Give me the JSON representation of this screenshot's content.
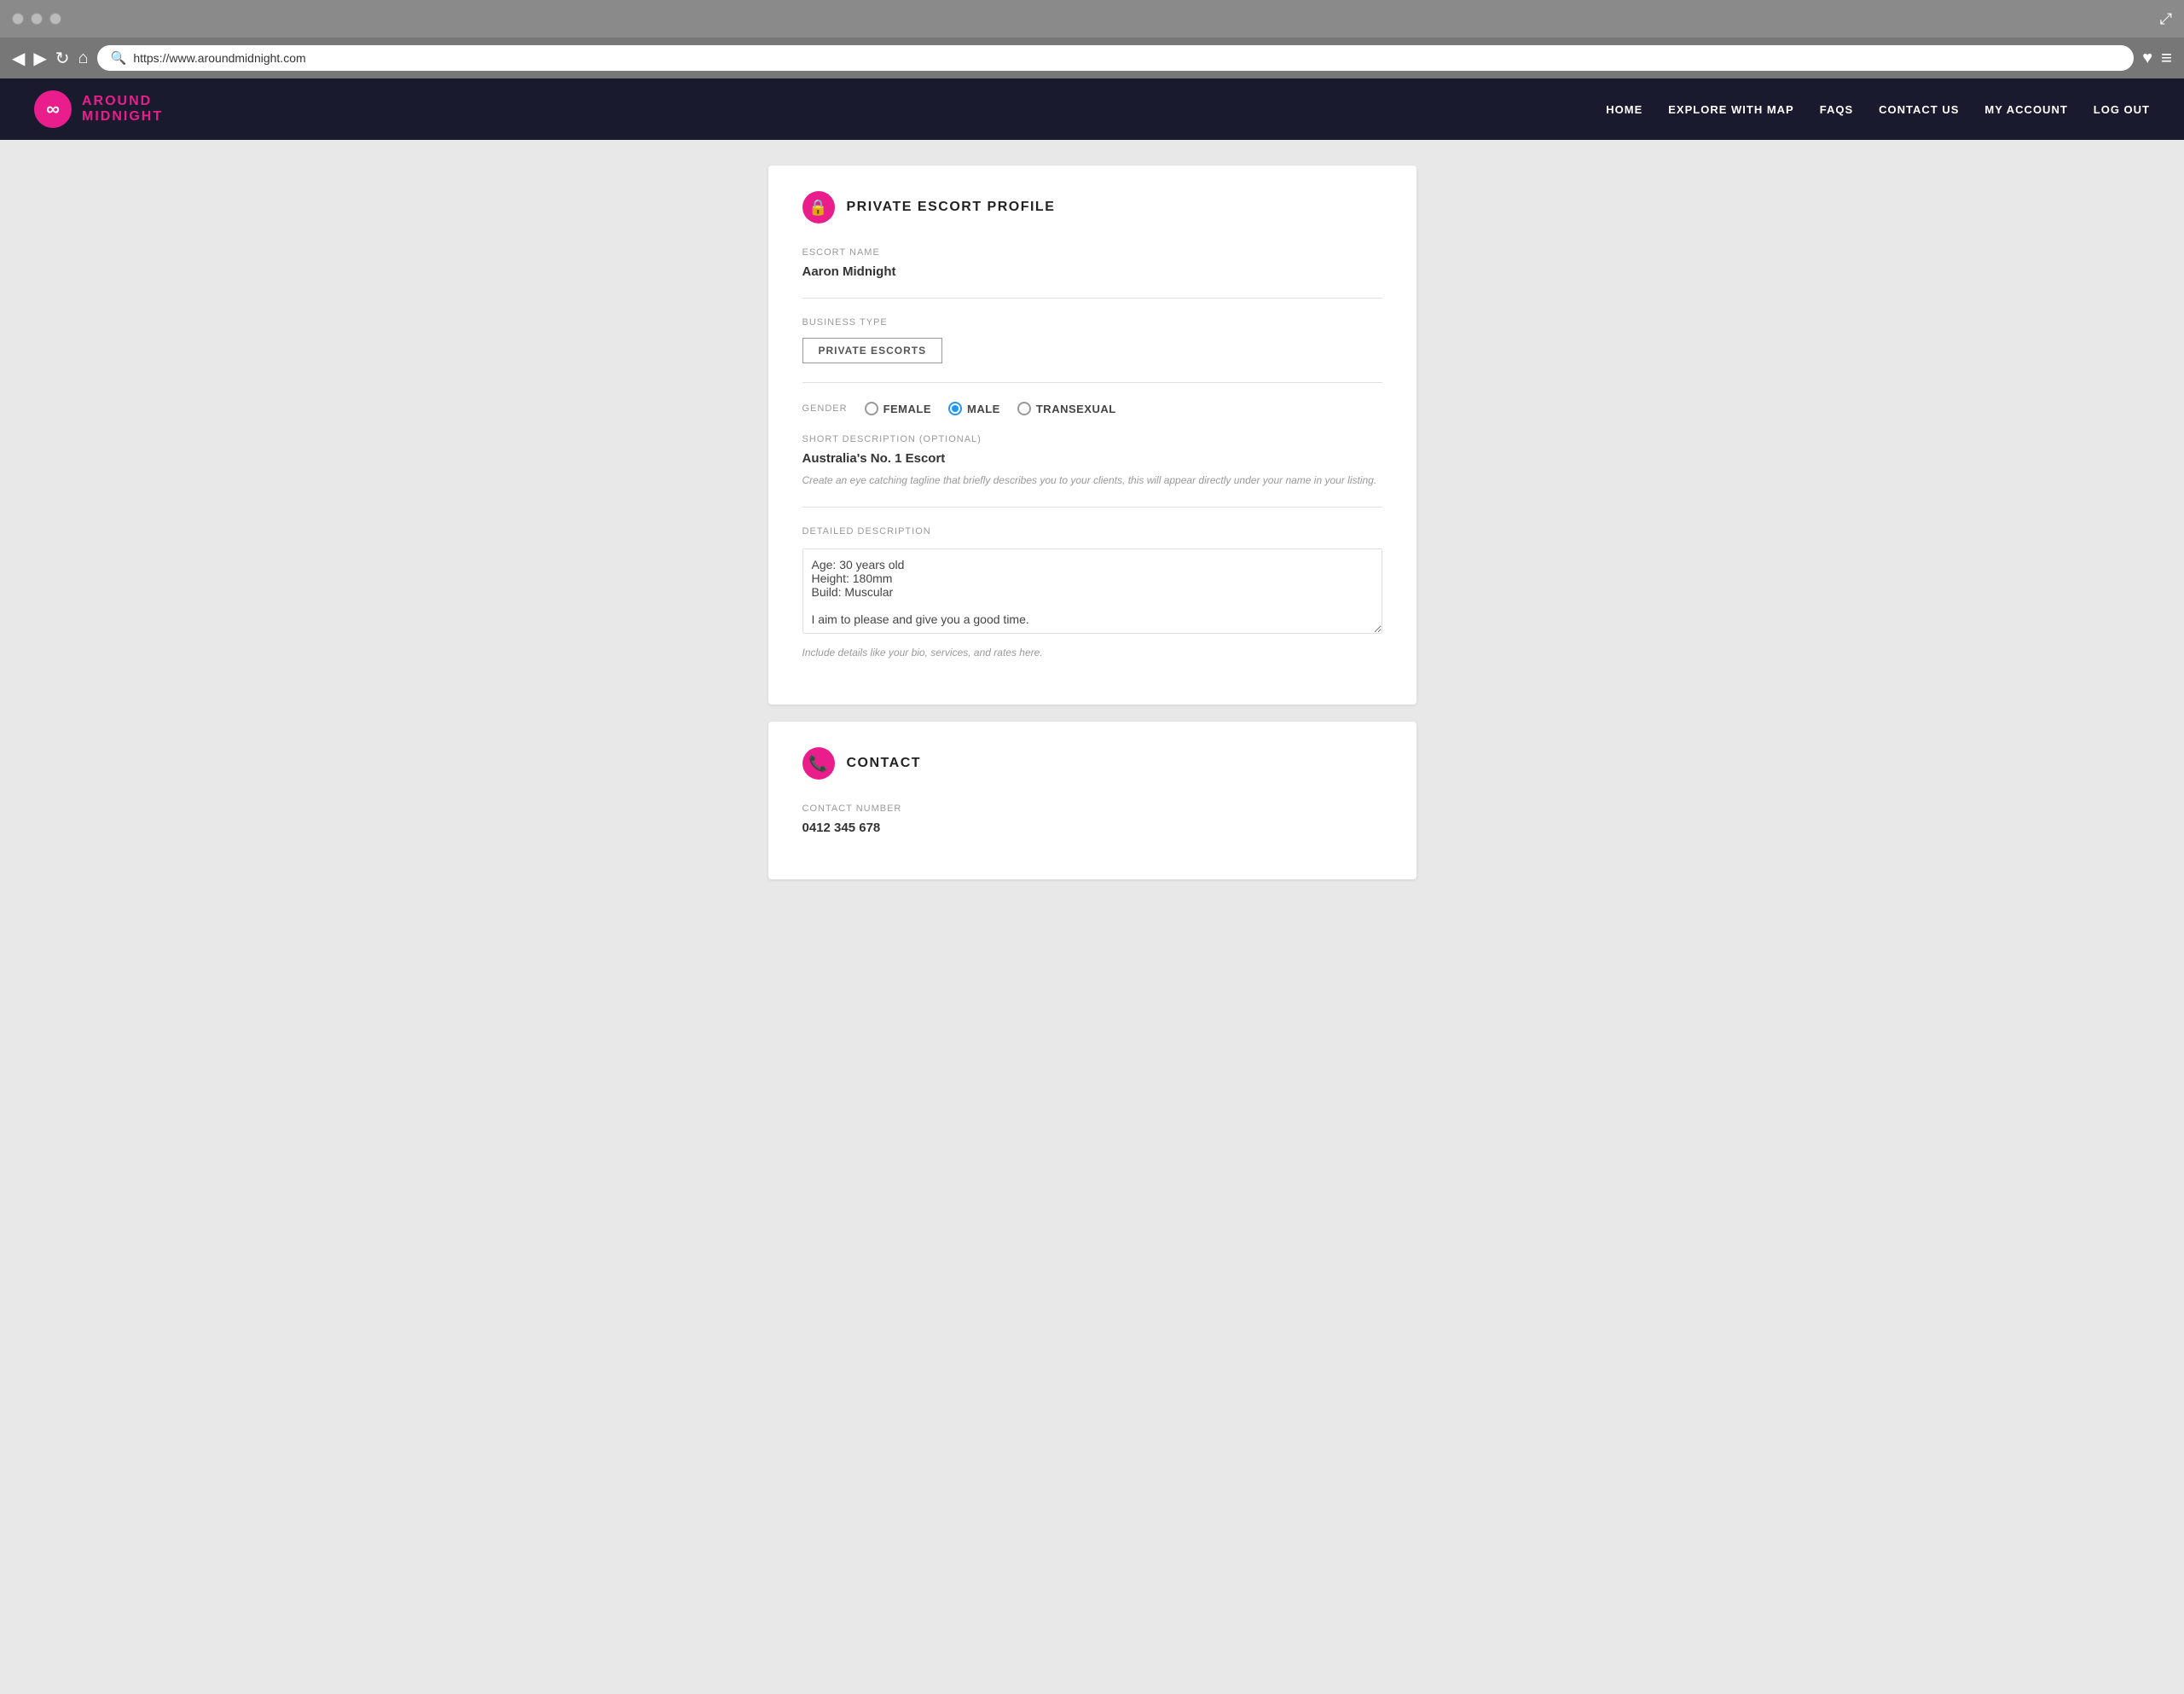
{
  "browser": {
    "url": "https://www.aroundmidnight.com",
    "back_icon": "◀",
    "forward_icon": "▶",
    "refresh_icon": "↻",
    "home_icon": "⌂",
    "search_icon": "🔍",
    "heart_icon": "♥",
    "menu_icon": "≡",
    "expand_icon": "⤢"
  },
  "site": {
    "name_line1": "AROUND",
    "name_line2": "MIDNIGHT",
    "nav": [
      {
        "label": "HOME",
        "href": "#"
      },
      {
        "label": "EXPLORE WITH MAP",
        "href": "#"
      },
      {
        "label": "FAQS",
        "href": "#"
      },
      {
        "label": "CONTACT US",
        "href": "#"
      },
      {
        "label": "MY ACCOUNT",
        "href": "#"
      },
      {
        "label": "LOG OUT",
        "href": "#"
      }
    ]
  },
  "profile_card": {
    "icon": "🔒",
    "title": "PRIVATE ESCORT PROFILE",
    "escort_name_label": "ESCORT NAME",
    "escort_name_value": "Aaron Midnight",
    "business_type_label": "BUSINESS TYPE",
    "business_type_value": "PRIVATE ESCORTS",
    "gender_label": "GENDER",
    "gender_options": [
      {
        "label": "FEMALE",
        "selected": false
      },
      {
        "label": "MALE",
        "selected": true
      },
      {
        "label": "TRANSEXUAL",
        "selected": false
      }
    ],
    "short_desc_label": "SHORT DESCRIPTION (OPTIONAL)",
    "short_desc_value": "Australia's No. 1 Escort",
    "short_desc_hint": "Create an eye catching tagline that briefly describes you to your clients, this will appear directly under your name in your listing.",
    "detailed_desc_label": "DETAILED DESCRIPTION",
    "detailed_desc_lines": [
      "Age: 30 years old",
      "Height: 180mm",
      "Build: Muscular",
      "",
      "I aim to please and give you a good time."
    ],
    "detailed_desc_hint": "Include details like your bio, services, and rates here."
  },
  "contact_card": {
    "icon": "📞",
    "title": "CONTACT",
    "contact_number_label": "CONTACT NUMBER",
    "contact_number_value": "0412 345 678"
  }
}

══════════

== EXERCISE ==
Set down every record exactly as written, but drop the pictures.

== ANSWER FOR THIS EXERCISE ==
Give me the JSON representation of this screenshot's content.
{
  "browser": {
    "url": "https://www.aroundmidnight.com",
    "back_icon": "◀",
    "forward_icon": "▶",
    "refresh_icon": "↻",
    "home_icon": "⌂",
    "search_icon": "🔍",
    "heart_icon": "♥",
    "menu_icon": "≡",
    "expand_icon": "⤢"
  },
  "site": {
    "name_line1": "AROUND",
    "name_line2": "MIDNIGHT",
    "nav": [
      {
        "label": "HOME",
        "href": "#"
      },
      {
        "label": "EXPLORE WITH MAP",
        "href": "#"
      },
      {
        "label": "FAQS",
        "href": "#"
      },
      {
        "label": "CONTACT US",
        "href": "#"
      },
      {
        "label": "MY ACCOUNT",
        "href": "#"
      },
      {
        "label": "LOG OUT",
        "href": "#"
      }
    ]
  },
  "profile_card": {
    "icon": "🔒",
    "title": "PRIVATE ESCORT PROFILE",
    "escort_name_label": "ESCORT NAME",
    "escort_name_value": "Aaron Midnight",
    "business_type_label": "BUSINESS TYPE",
    "business_type_value": "PRIVATE ESCORTS",
    "gender_label": "GENDER",
    "gender_options": [
      {
        "label": "FEMALE",
        "selected": false
      },
      {
        "label": "MALE",
        "selected": true
      },
      {
        "label": "TRANSEXUAL",
        "selected": false
      }
    ],
    "short_desc_label": "SHORT DESCRIPTION (OPTIONAL)",
    "short_desc_value": "Australia's No. 1 Escort",
    "short_desc_hint": "Create an eye catching tagline that briefly describes you to your clients, this will appear directly under your name in your listing.",
    "detailed_desc_label": "DETAILED DESCRIPTION",
    "detailed_desc_lines": [
      "Age: 30 years old",
      "Height: 180mm",
      "Build: Muscular",
      "",
      "I aim to please and give you a good time."
    ],
    "detailed_desc_hint": "Include details like your bio, services, and rates here."
  },
  "contact_card": {
    "icon": "📞",
    "title": "CONTACT",
    "contact_number_label": "CONTACT NUMBER",
    "contact_number_value": "0412 345 678"
  }
}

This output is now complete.